Behavioral Health

New Approaches in Behavioral Health

June 02, 2017

Therapist in a behavioral health group therapy session is consoling a patient seeking mental health treatment.

Behavioral health is a flexible term that can refer to a potentially broad set of medical issues. It is most often used when discussing mental health conditions like major depressive disorder, but, with growing frequency, it also applies to the diagnosis and treatment of virtually any behavior-influenced condition. These include chronic diseases such as diabetes, hepatitis, hypertension and obesity.

By understanding behavioral health as something that encompasses both mental and physical issues, health care providers – along with insurers and patients – may benefit from the design and implementation of more synergistic treatments. For example, a 2010 article published in the medical journal “Schizophrenia Research” found evidence that individuals with schizophrenia were much likelier to have hyperglycemia than the general population. Type 2 diabetes was also identified as a leading cause of illness and death among individuals with schizophrenia. In light of this evidence, a modern approach to behavioral health for schizophrenia might initially blend counseling with medications and lifestyle changes to produce more positive outcomes. At the same time, it could also include recommendations for preventing the onset of diabetes.
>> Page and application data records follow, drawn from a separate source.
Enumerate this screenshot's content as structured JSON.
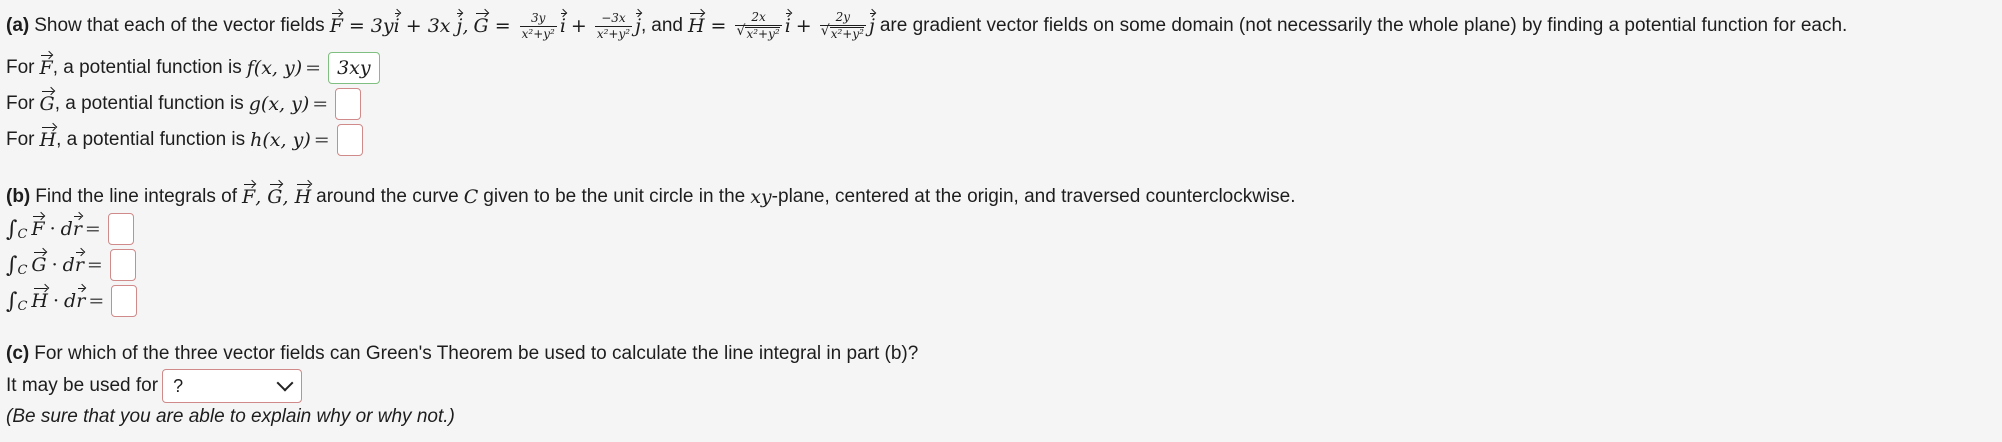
{
  "part_a": {
    "label": "(a)",
    "prompt_start": "Show that each of the vector fields",
    "F_def": "= 3y i + 3x j,",
    "G_num1": "3y",
    "G_den1": "x²+y²",
    "G_num2": "−3x",
    "G_den2": "x²+y²",
    "and": "and",
    "H_num1": "2x",
    "H_den1": "x²+y²",
    "H_num2": "2y",
    "H_den2": "x²+y²",
    "prompt_end": "are gradient vector fields on some domain (not necessarily the whole plane) by finding a potential function for each.",
    "row_f_prefix": "For",
    "row_f_mid": ", a potential function is",
    "row_f_func": "f(x, y)",
    "row_f_answer": "3xy",
    "row_g_prefix": "For",
    "row_g_mid": ", a potential function is",
    "row_g_func": "g(x, y)",
    "row_g_answer": "",
    "row_h_prefix": "For",
    "row_h_mid": ", a potential function is",
    "row_h_func": "h(x, y)",
    "row_h_answer": ""
  },
  "part_b": {
    "label": "(b)",
    "prompt_start": "Find the line integrals of",
    "prompt_mid": "around the curve",
    "curve": "C",
    "prompt_mid2": "given to be the unit circle in the",
    "plane": "xy",
    "prompt_end": "-plane, centered at the origin, and traversed counterclockwise.",
    "sub": "C",
    "dr": "dr",
    "answer_F": "",
    "answer_G": "",
    "answer_H": ""
  },
  "part_c": {
    "label": "(c)",
    "prompt": "For which of the three vector fields can Green's Theorem be used to calculate the line integral in part (b)?",
    "select_label": "It may be used for",
    "select_value": "?",
    "note": "(Be sure that you are able to explain why or why not.)"
  },
  "colors": {
    "correct_border": "#7fbf7f",
    "empty_border": "#d08a8a",
    "background": "#f5f5f5"
  }
}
What are the Current and Historical Frameworks for Behavioral Health Practices?

There have been several watershed moments in the development of behavioral health, with some of the most prominent being the development of psychotherapy and the introduction of medications such as chlorpromazine, both in the 20th century. These developments revolutionized care for schizophrenia, depression and related conditions. More recently, there has been:

  • Growing acceptance of the overlap of behavioral health with preventive care practices, pain management strategies and workplace wellness initiatives.
  • Development of new approaches in the field, such as cognitive behavioral therapy, that address these intersections by accounting for both mental and physical health.
  • Regular screening for substance abuse and mood disorders, which are often interrelated and as such may be best treated in tandem.
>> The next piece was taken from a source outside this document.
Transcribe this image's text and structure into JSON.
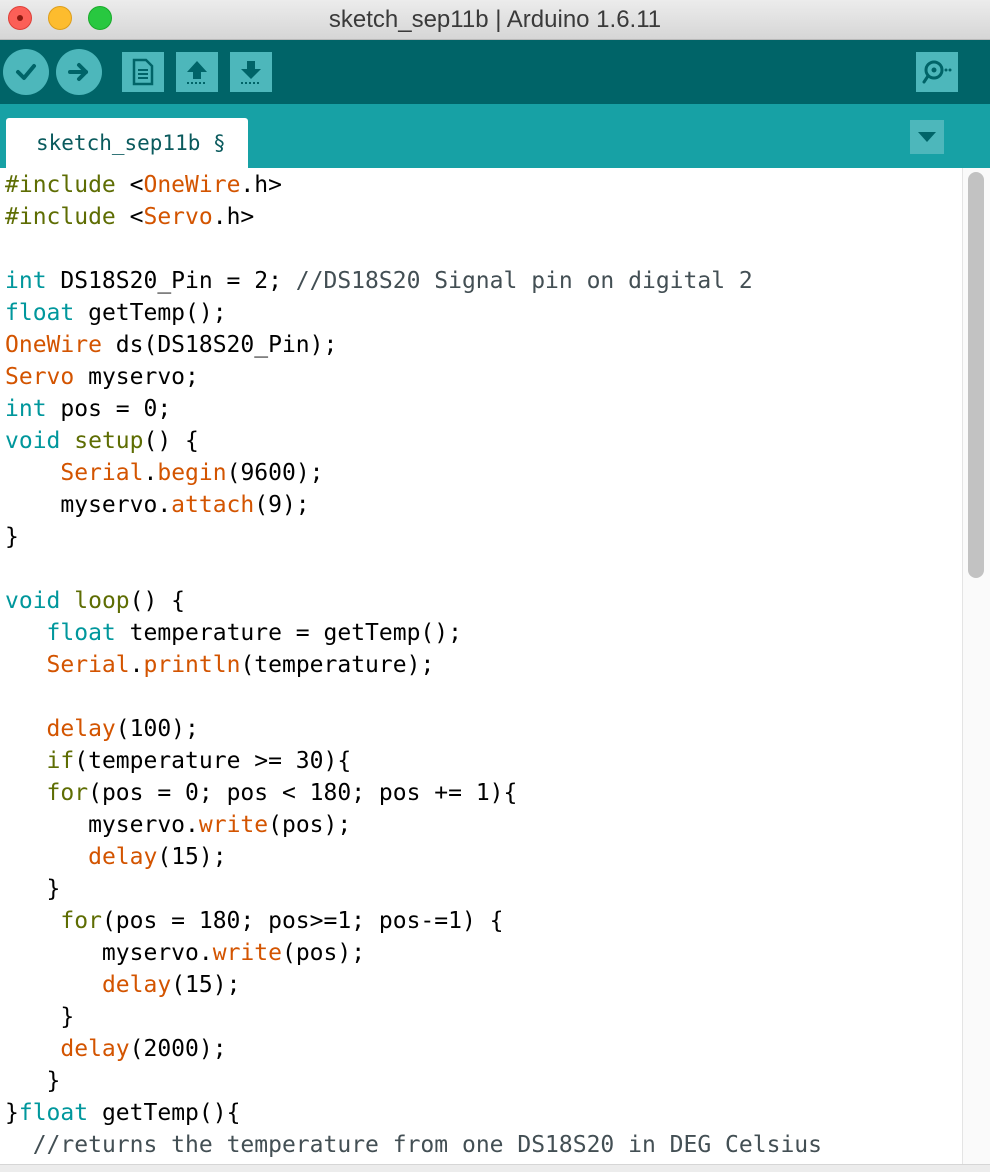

Overall, the current frameworks for behavioral health incorporate the field’s history in psychology and psychiatry, along with a newer focus on how behavioral interventions can also be beneficial for a wider range of conditions. The spread of behavioral health into primary care and into the treatment of pain are prime examples of how it continues to evolve.

Integration with Primary Care

Primary care clinics are frequently the gateways into the healthcare system for patients needing behavioral health assessments and treatments. As such, they are ideal sites for integrating key behavioral health services, such as interventions or consultations with psychologists to help with quitting smoking, changing diet or managing chronic conditions.

There are significant material benefits to such an approach. For starters, by making behavioral health more readily available to primary care patients, healthcare providers remove the stigma sometimes associated with seeking help on one’s own. In this way, they increase the chances that someone with a serious condition gets appropriate, timely attention. Long waits, rescheduling, and other logistical issues can be avoided altogether.

Moreover, a tightly integrated behavioral health program can reduce costs for both patients and providers. According to The Commonwealth Fund, one provider in Knoxville saw a 28 percent decline in utilization of medical services among Medicaid patients who had seen behavior health consultants for help with the self-management of non-behavioral health conditions. Meanwhile, commercially insured patients saw a 20 percent drop, and admissions of all patients to psychiatric hospitals by this provider was the lowest among all community health centers in Tennessee.

Cognitive Behavioral Therapy for Pain Management

Chronic pain management is a natural candidate for innovative treatments, since pain itself affects such a large segment of the population. The National Institutes of Health has estimated that it is the most common reason Americans access the healthcare system, and that it afflicts more patients than cancer, diabetes and heart disease combined.

Medical professionals have long understood – going back even as far as ancient Greece and Rome – the relationship between mental health and the perception and management of pain. This knowledge has resulted in the development of behavioral health practices such as cognitive behavioral therapy for pain management (CBT-CP), a technique the U.S. Veterans Administration has promoted in recent years.

Under CBT-CP, a patient might undertake relaxation training, cognitive restructuring and light exercise in order to help with the treatment of a migraine or arthritis. Combined with pain relief medications and other measures, these behavioral health practices may improve the overall quality of care for such chronic pain conditions.

Discovering and Supporting New Approaches in Behavioral Health

Thorough research and trusted professional guidance are essential as healthcare providers look for the most effective behavioral health treatments. To that end, utilization review and peer review can ensure providers are providing care based on current and emerging guidelines for behavioral health practices.

At Advanced Medical Reviews (AMR), an independent review organization (IRO), peer review in behavioral health can cover everything from appropriate utilization of prescription medication to reviewing the necessity of long-term inpatient care. Reviewers assess each patient’s case based on the specific history of symptoms and history of treatment for that patient, so outcomes can vary. And this variance is one of the challenges when measuring behavioral health treatment outcomes.

As behavioral health continues to evolve to cover more conditions and treatments, deeming what care is “appropriate” and “necessary” will also evolve. The ultimate goal, however, remains consistent, and is also what guides AMR’s services- “we believe every patient deserves quality healthcare.”


New Approaches in Behavioral Health